LINCOLN, Neb. – A new report from the Office of Inspector General of the Nebraska Correctional System says an understaffing crisis in Nebraska’s prison system has grown “alarmingly worse,” threatening the health and security of people in the facilities and undermining the system’s overall mission. The same report includes evidence of the Nebraska Department of Correctional Services (NDCS) ignoring recommendations and state law requirements that may have helped alleviate these challenges.
ACLU of Nebraska Executive Director Danielle Conrad said the report is another point of evidence that the system is in crisis and that construction of a new prison would only increase problems.
“A lack of leadership got us here and now we’re seeing the human cost of cascading failure after failure,” Conrad said. “We are not adequately staffing the prisons we already have and Nebraskans should be alarmed that the situation has grown so dire that there is now a serious recommendation to call in the National Guard. The imperative is clear. Gov. Ricketts must drop his misguided demands for a new $230 million prison and encourage state senators to make smart justice reform their first and most pressing focus in the 2022 legislative session. It’s time for historic action to ensure adequate staffing, diversion, rehabilitation and reentry.”
Among the concerns outlined in the report:
- NDCS is “grappling with a mass exodus” and its leadership and the State of Nebraska have “passed up on efforts” to address the challenge.
- NDCS has not published an annual strategic plan since 2018, a state law requirement.
- NDCS has not published updates on the work of the restrictive housing work group, another state law requirement.
- There appears to be no assessment of whether the department’s $15,000 hiring bonuses are working.
- As construction nears completion on a major expansion project in Lincoln, there has been no detailed plan for how it will be adequately staffed.
- An overcrowding emergency persists, though projections point to improvement by 2022 if the number of people entering our prisons holds steady. This is due to ongoing construction.

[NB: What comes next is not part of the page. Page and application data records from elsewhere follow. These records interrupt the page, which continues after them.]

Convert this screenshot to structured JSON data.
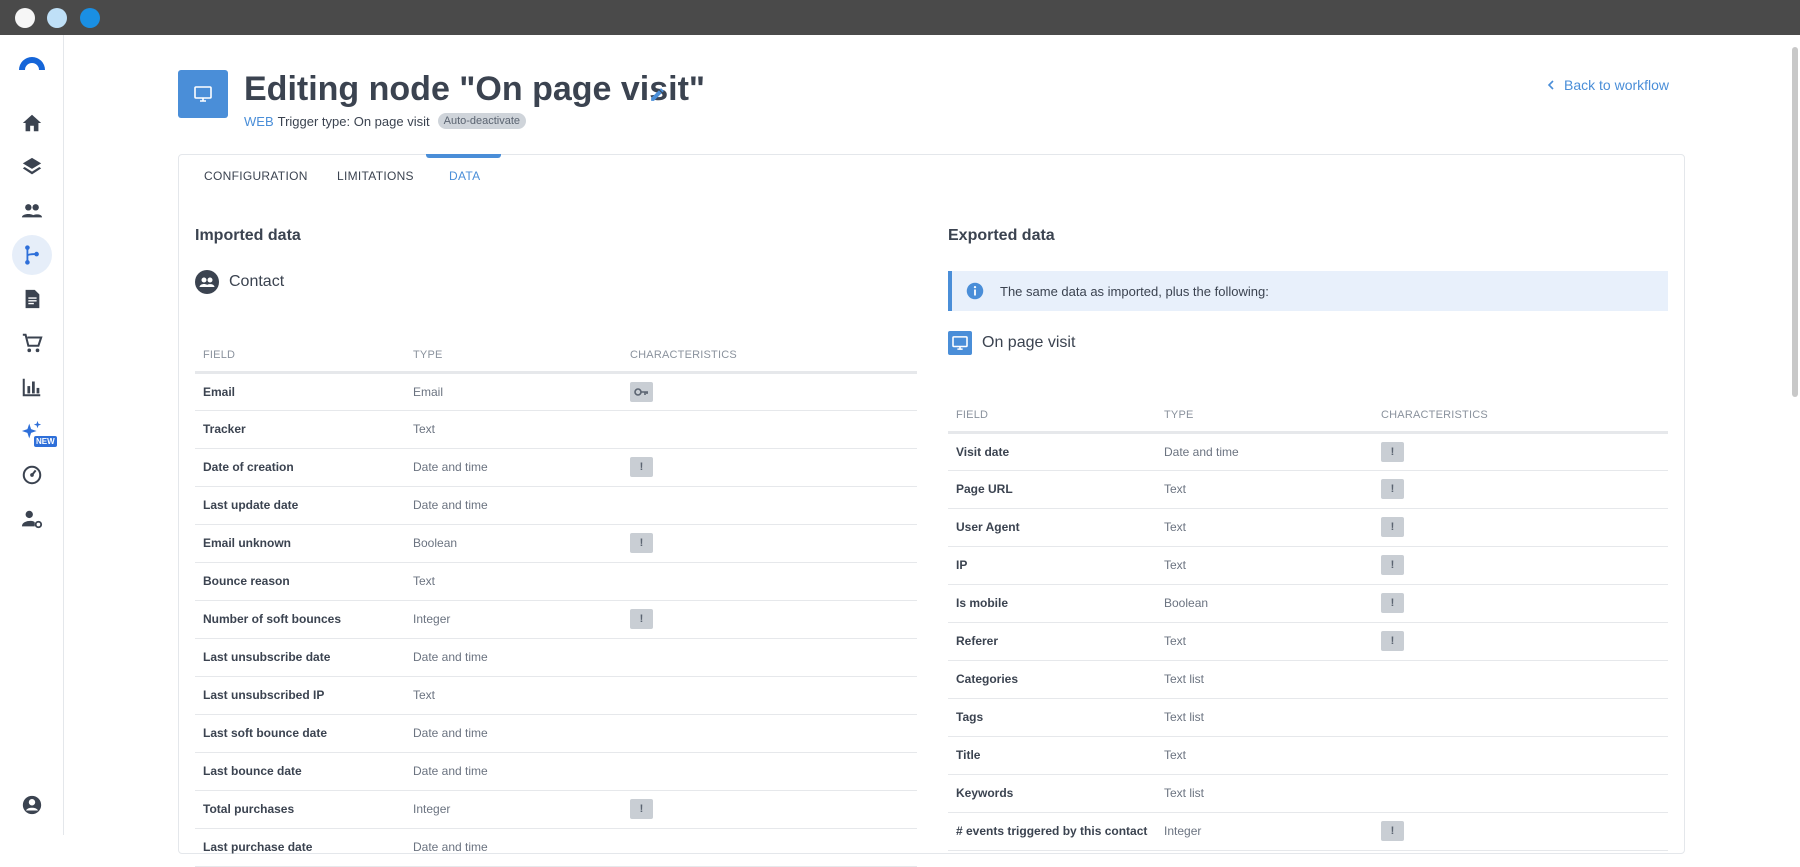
{
  "app": {
    "title": "Editing node \"On page visit\"",
    "channel": "WEB",
    "trigger_type": "Trigger type: On page visit",
    "badge": "Auto-deactivate",
    "back_link": "Back to workflow"
  },
  "sidebar": {
    "items": [
      {
        "name": "home-icon"
      },
      {
        "name": "layers-icon"
      },
      {
        "name": "contacts-icon"
      },
      {
        "name": "workflow-icon",
        "active": true
      },
      {
        "name": "document-icon"
      },
      {
        "name": "cart-icon"
      },
      {
        "name": "chart-icon"
      },
      {
        "name": "sparkles-icon",
        "badge": "NEW"
      },
      {
        "name": "speedometer-icon"
      },
      {
        "name": "user-settings-icon"
      }
    ],
    "bottom": {
      "name": "account-icon"
    }
  },
  "tabs": [
    {
      "label": "CONFIGURATION"
    },
    {
      "label": "LIMITATIONS"
    },
    {
      "label": "DATA",
      "active": true
    }
  ],
  "imported": {
    "title": "Imported data",
    "entity": "Contact",
    "headers": [
      "FIELD",
      "TYPE",
      "CHARACTERISTICS"
    ],
    "rows": [
      {
        "field": "Email",
        "type": "Email",
        "char": "key"
      },
      {
        "field": "Tracker",
        "type": "Text",
        "char": ""
      },
      {
        "field": "Date of creation",
        "type": "Date and time",
        "char": "!"
      },
      {
        "field": "Last update date",
        "type": "Date and time",
        "char": ""
      },
      {
        "field": "Email unknown",
        "type": "Boolean",
        "char": "!"
      },
      {
        "field": "Bounce reason",
        "type": "Text",
        "char": ""
      },
      {
        "field": "Number of soft bounces",
        "type": "Integer",
        "char": "!"
      },
      {
        "field": "Last unsubscribe date",
        "type": "Date and time",
        "char": ""
      },
      {
        "field": "Last unsubscribed IP",
        "type": "Text",
        "char": ""
      },
      {
        "field": "Last soft bounce date",
        "type": "Date and time",
        "char": ""
      },
      {
        "field": "Last bounce date",
        "type": "Date and time",
        "char": ""
      },
      {
        "field": "Total purchases",
        "type": "Integer",
        "char": "!"
      },
      {
        "field": "Last purchase date",
        "type": "Date and time",
        "char": ""
      }
    ]
  },
  "exported": {
    "title": "Exported data",
    "info": "The same data as imported, plus the following:",
    "entity": "On page visit",
    "headers": [
      "FIELD",
      "TYPE",
      "CHARACTERISTICS"
    ],
    "rows": [
      {
        "field": "Visit date",
        "type": "Date and time",
        "char": "!"
      },
      {
        "field": "Page URL",
        "type": "Text",
        "char": "!"
      },
      {
        "field": "User Agent",
        "type": "Text",
        "char": "!"
      },
      {
        "field": "IP",
        "type": "Text",
        "char": "!"
      },
      {
        "field": "Is mobile",
        "type": "Boolean",
        "char": "!"
      },
      {
        "field": "Referer",
        "type": "Text",
        "char": "!"
      },
      {
        "field": "Categories",
        "type": "Text list",
        "char": ""
      },
      {
        "field": "Tags",
        "type": "Text list",
        "char": ""
      },
      {
        "field": "Title",
        "type": "Text",
        "char": ""
      },
      {
        "field": "Keywords",
        "type": "Text list",
        "char": ""
      },
      {
        "field": "# events triggered by this contact",
        "type": "Integer",
        "char": "!"
      }
    ]
  },
  "colors": {
    "accent": "#4a8ed8",
    "chrome": "#4a4a4a"
  }
}
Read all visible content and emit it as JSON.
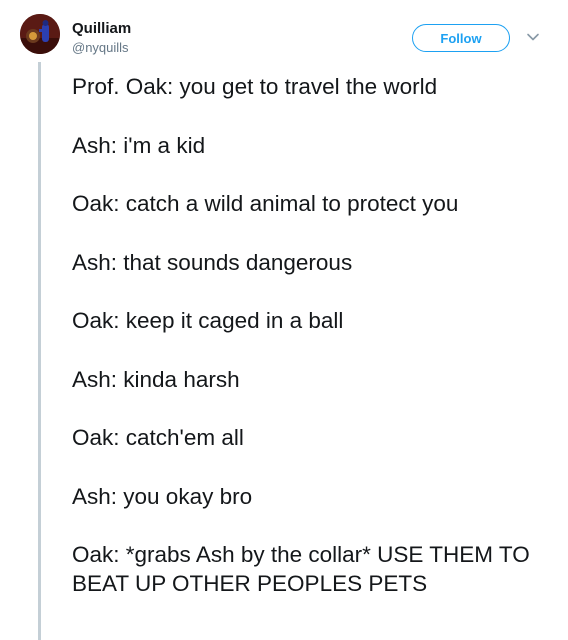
{
  "author": {
    "name": "Quilliam",
    "handle": "@nyquills",
    "avatar_icon": "avatar-icon"
  },
  "actions": {
    "follow_label": "Follow",
    "more_icon": "chevron-down-icon"
  },
  "colors": {
    "accent": "#1da1f2",
    "text": "#14171a",
    "muted": "#657786",
    "thread_line": "#c4cfd6"
  },
  "tweet_lines": [
    "Prof. Oak: you get to travel the world",
    "Ash: i'm a kid",
    "Oak: catch a wild animal to protect you",
    "Ash: that sounds dangerous",
    "Oak: keep it caged in a ball",
    "Ash: kinda harsh",
    "Oak: catch'em all",
    "Ash: you okay bro",
    "Oak: *grabs Ash by the collar* USE THEM TO BEAT UP OTHER PEOPLES PETS"
  ]
}
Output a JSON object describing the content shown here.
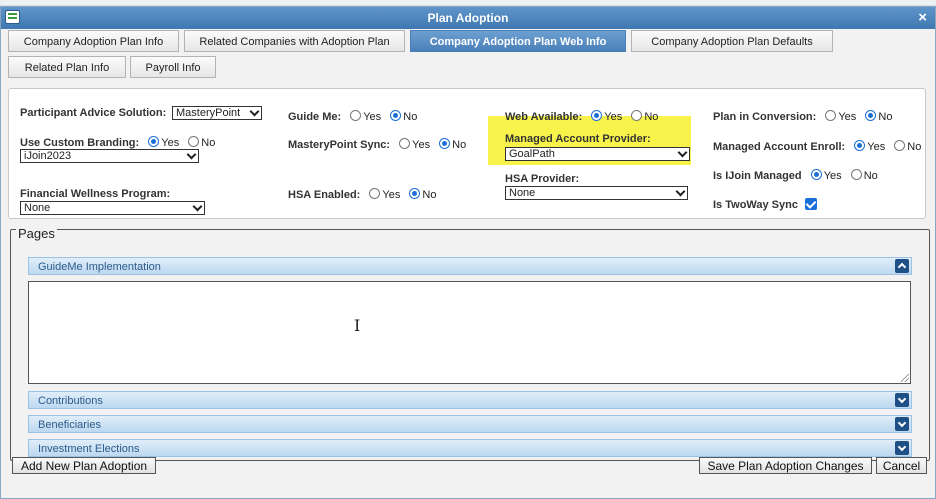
{
  "window": {
    "title": "Plan Adoption",
    "close": "×"
  },
  "tabs": [
    {
      "label": "Company Adoption Plan Info"
    },
    {
      "label": "Related Companies with Adoption Plan"
    },
    {
      "label": "Company Adoption Plan Web Info",
      "active": true
    },
    {
      "label": "Company Adoption Plan Defaults"
    },
    {
      "label": "Related Plan Info"
    },
    {
      "label": "Payroll Info"
    }
  ],
  "radio_labels": {
    "yes": "Yes",
    "no": "No"
  },
  "fields": {
    "participant_advice": {
      "label": "Participant Advice Solution:",
      "value": "MasteryPoint"
    },
    "custom_branding": {
      "label": "Use Custom Branding:",
      "selected": "Yes",
      "value": "iJoin2023"
    },
    "financial_wellness": {
      "label": "Financial Wellness Program:",
      "value": "None"
    },
    "guide_me": {
      "label": "Guide Me:",
      "selected": "No"
    },
    "masterypoint_sync": {
      "label": "MasteryPoint Sync:",
      "selected": "No"
    },
    "hsa_enabled": {
      "label": "HSA Enabled:",
      "selected": "No"
    },
    "web_available": {
      "label": "Web Available:",
      "selected": "Yes"
    },
    "managed_account_provider": {
      "label": "Managed Account Provider:",
      "value": "GoalPath"
    },
    "hsa_provider": {
      "label": "HSA Provider:",
      "value": "None"
    },
    "plan_in_conversion": {
      "label": "Plan in Conversion:",
      "selected": "No"
    },
    "managed_account_enroll": {
      "label": "Managed Account Enroll:",
      "selected": "Yes"
    },
    "is_ijoin_managed": {
      "label": "Is IJoin Managed",
      "selected": "Yes"
    },
    "is_twoway_sync": {
      "label": "Is TwoWay Sync",
      "checked": true
    }
  },
  "pages": {
    "legend": "Pages",
    "sections": [
      {
        "label": "GuideMe Implementation",
        "expanded": true
      },
      {
        "label": "Contributions",
        "expanded": false
      },
      {
        "label": "Beneficiaries",
        "expanded": false
      },
      {
        "label": "Investment Elections",
        "expanded": false
      }
    ]
  },
  "buttons": {
    "add_new": "Add New Plan Adoption",
    "save": "Save Plan Adoption Changes",
    "cancel": "Cancel"
  },
  "colors": {
    "titlebar": "#4a80b8",
    "active_tab": "#5b8ec4",
    "highlight": "#f7f34a",
    "accordion": "#cfe3f5"
  }
}
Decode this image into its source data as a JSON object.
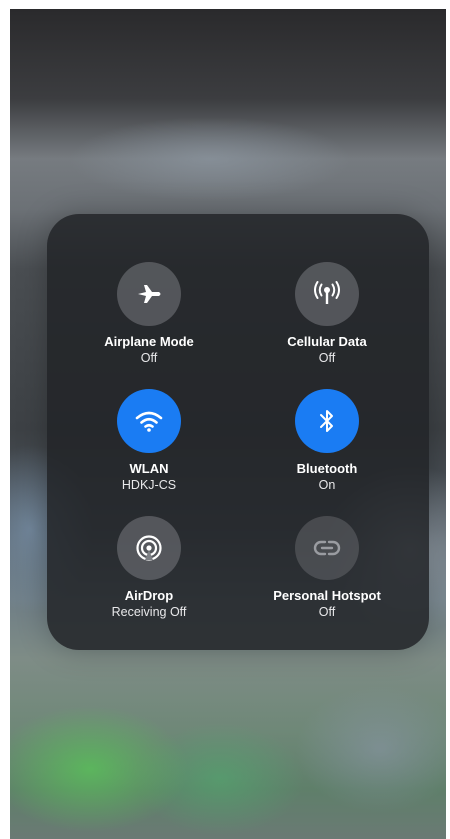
{
  "control_center": {
    "tiles": [
      {
        "label": "Airplane Mode",
        "status": "Off",
        "icon": "airplane-icon",
        "state": "off"
      },
      {
        "label": "Cellular Data",
        "status": "Off",
        "icon": "antenna-icon",
        "state": "off"
      },
      {
        "label": "WLAN",
        "status": "HDKJ-CS",
        "icon": "wifi-icon",
        "state": "on"
      },
      {
        "label": "Bluetooth",
        "status": "On",
        "icon": "bluetooth-icon",
        "state": "on"
      },
      {
        "label": "AirDrop",
        "status": "Receiving Off",
        "icon": "airdrop-icon",
        "state": "off"
      },
      {
        "label": "Personal Hotspot",
        "status": "Off",
        "icon": "hotspot-icon",
        "state": "disabled"
      }
    ]
  },
  "colors": {
    "active": "#1a7cf3",
    "inactive": "#787a80",
    "panel": "#222428"
  }
}
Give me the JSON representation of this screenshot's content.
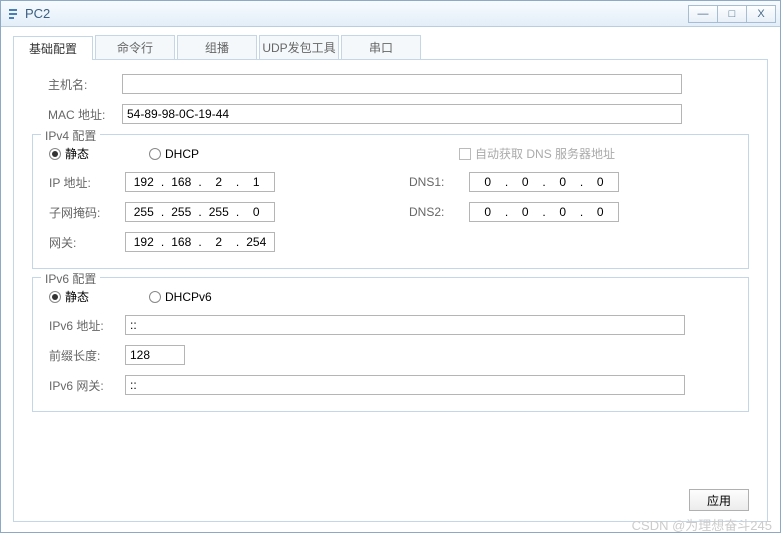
{
  "window": {
    "title": "PC2"
  },
  "tabs": [
    "基础配置",
    "命令行",
    "组播",
    "UDP发包工具",
    "串口"
  ],
  "fields": {
    "hostname_label": "主机名:",
    "hostname_value": "",
    "mac_label": "MAC 地址:",
    "mac_value": "54-89-98-0C-19-44"
  },
  "ipv4": {
    "legend": "IPv4 配置",
    "radio_static": "静态",
    "radio_dhcp": "DHCP",
    "auto_dns": "自动获取 DNS 服务器地址",
    "ip_label": "IP 地址:",
    "ip": [
      "192",
      "168",
      "2",
      "1"
    ],
    "mask_label": "子网掩码:",
    "mask": [
      "255",
      "255",
      "255",
      "0"
    ],
    "gw_label": "网关:",
    "gw": [
      "192",
      "168",
      "2",
      "254"
    ],
    "dns1_label": "DNS1:",
    "dns1": [
      "0",
      "0",
      "0",
      "0"
    ],
    "dns2_label": "DNS2:",
    "dns2": [
      "0",
      "0",
      "0",
      "0"
    ]
  },
  "ipv6": {
    "legend": "IPv6 配置",
    "radio_static": "静态",
    "radio_dhcp": "DHCPv6",
    "addr_label": "IPv6 地址:",
    "addr_value": "::",
    "prefix_label": "前缀长度:",
    "prefix_value": "128",
    "gw_label": "IPv6 网关:",
    "gw_value": "::"
  },
  "buttons": {
    "apply": "应用"
  },
  "watermark": "CSDN @为理想奋斗245"
}
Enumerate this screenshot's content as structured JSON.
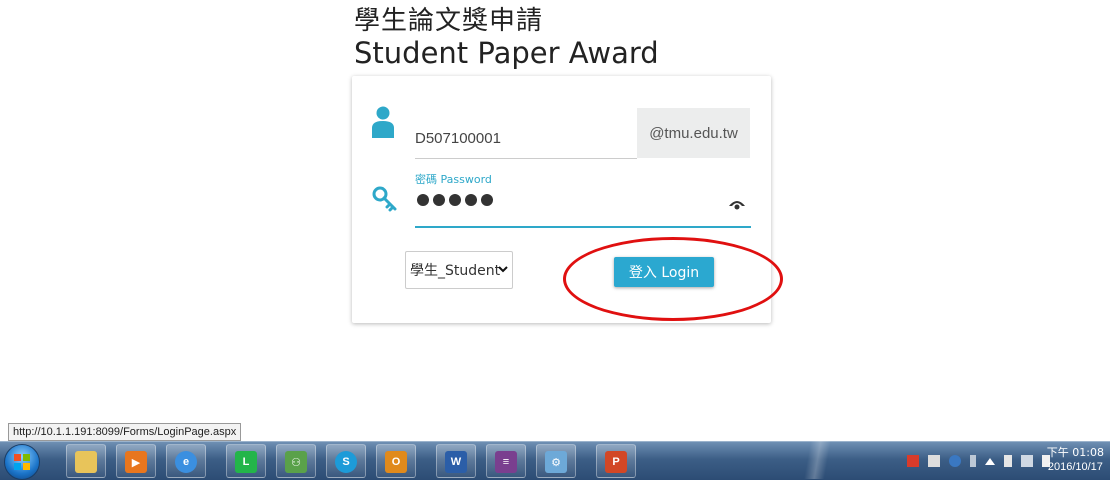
{
  "header": {
    "title_zh": "學生論文獎申請",
    "title_en": "Student Paper Award"
  },
  "login_form": {
    "username_value": "D507100001",
    "domain_suffix": "@tmu.edu.tw",
    "password_label": "密碼 Password",
    "password_masked": "●●●●●",
    "role_selected": "學生_Student",
    "login_button": "登入 Login"
  },
  "status_bar": {
    "url": "http://10.1.1.191:8099/Forms/LoginPage.aspx"
  },
  "taskbar": {
    "apps": [
      "start",
      "explorer",
      "media-player",
      "internet-explorer",
      "line",
      "people",
      "skype",
      "outlook",
      "word",
      "winrar",
      "control-panel",
      "powerpoint"
    ],
    "clock_time": "下午 01:08",
    "clock_date": "2016/10/17"
  },
  "colors": {
    "accent": "#2ba8d0",
    "annotation": "#e01010",
    "taskbar": "#3c5e86"
  }
}
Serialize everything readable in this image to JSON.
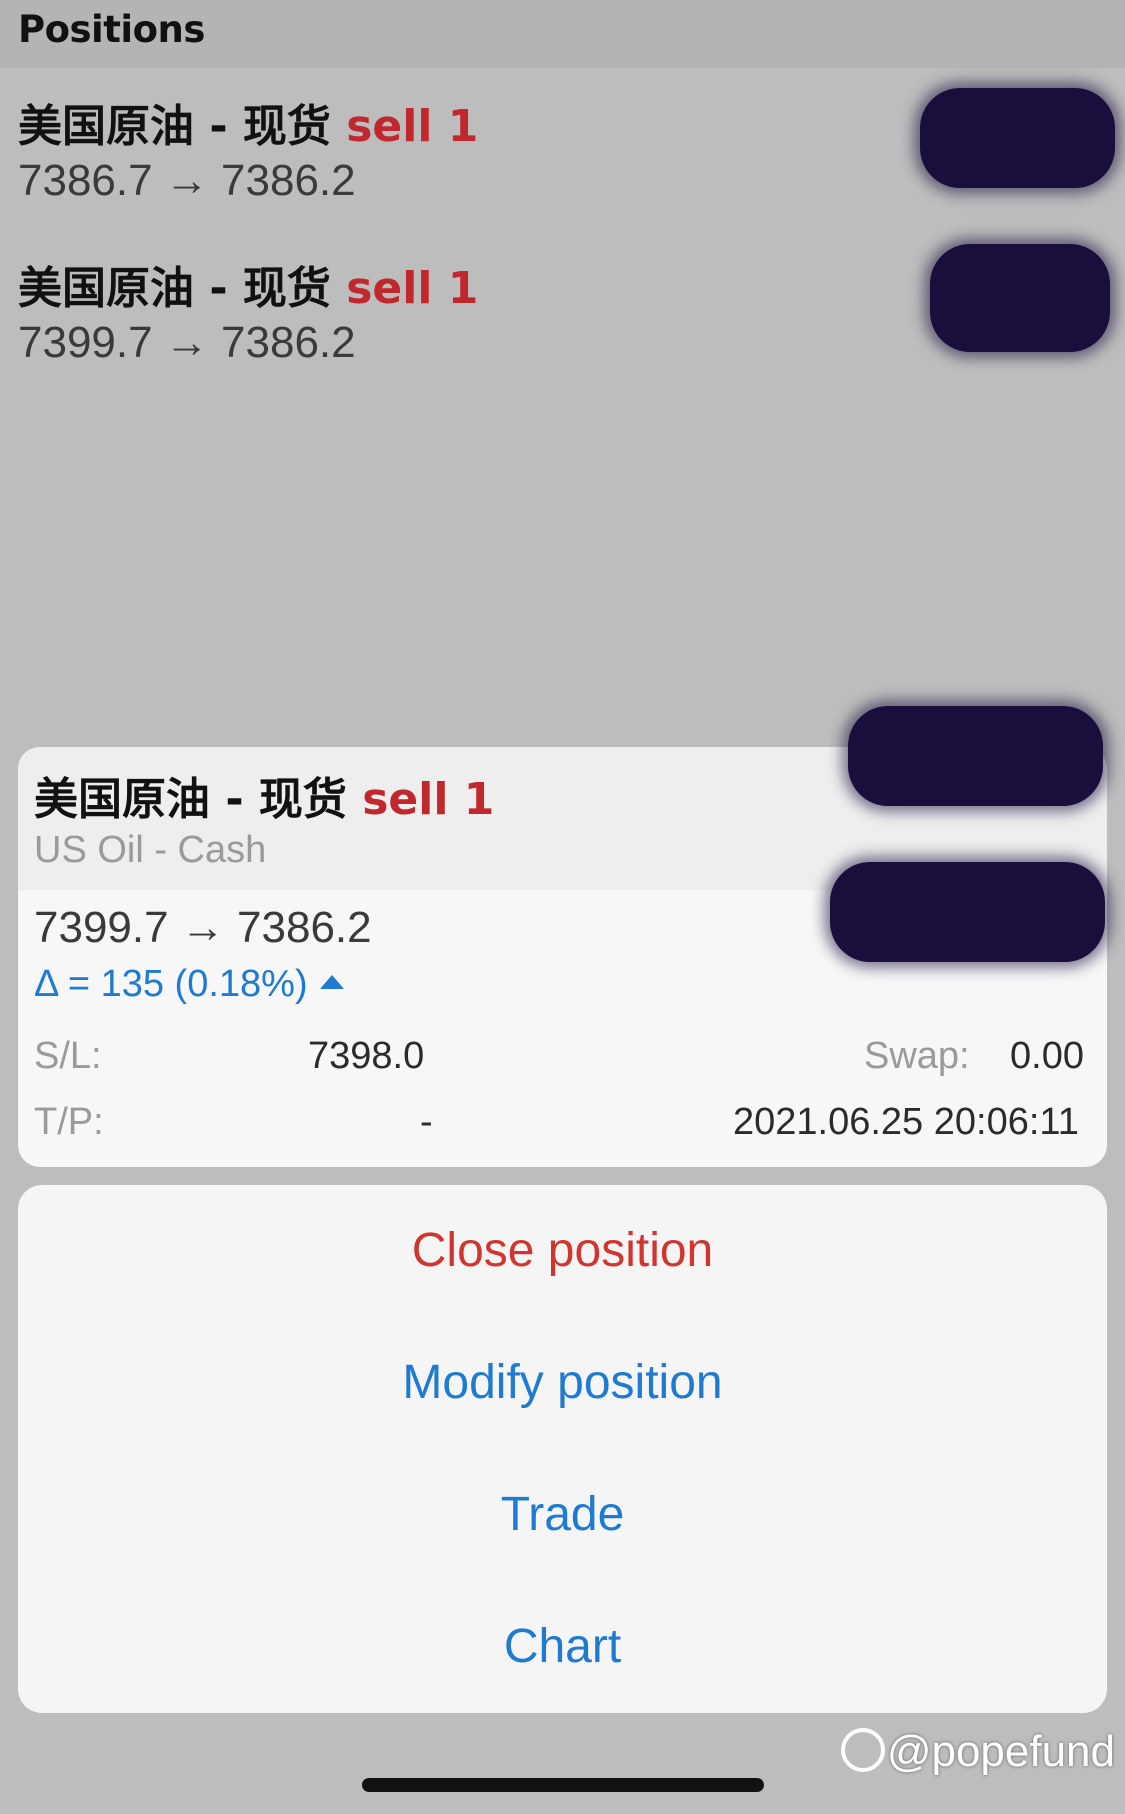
{
  "header": {
    "title": "Positions"
  },
  "positions": [
    {
      "symbol": "美国原油 - 现货",
      "type": "sell 1",
      "prices": "7386.7 → 7386.2"
    },
    {
      "symbol": "美国原油 - 现货",
      "type": "sell 1",
      "prices": "7399.7 → 7386.2"
    }
  ],
  "detail": {
    "symbol": "美国原油 - 现货",
    "type": "sell 1",
    "description": "US Oil - Cash",
    "prices": "7399.7 → 7386.2",
    "delta": "Δ = 135 (0.18%)",
    "sl_label": "S/L:",
    "sl_value": "7398.0",
    "swap_label": "Swap:",
    "swap_value": "0.00",
    "tp_label": "T/P:",
    "tp_value": "-",
    "timestamp": "2021.06.25 20:06:11"
  },
  "actions": {
    "close": "Close position",
    "modify": "Modify position",
    "trade": "Trade",
    "chart": "Chart"
  },
  "watermark": "@popefund",
  "colors": {
    "sell": "#c0282d",
    "accent": "#1f7ad1",
    "destructive": "#d0362f"
  }
}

The report comes before a Wednesday Nebraska Legislature Judiciary Committee listening session on prison workplace conditions and the staffing crisis.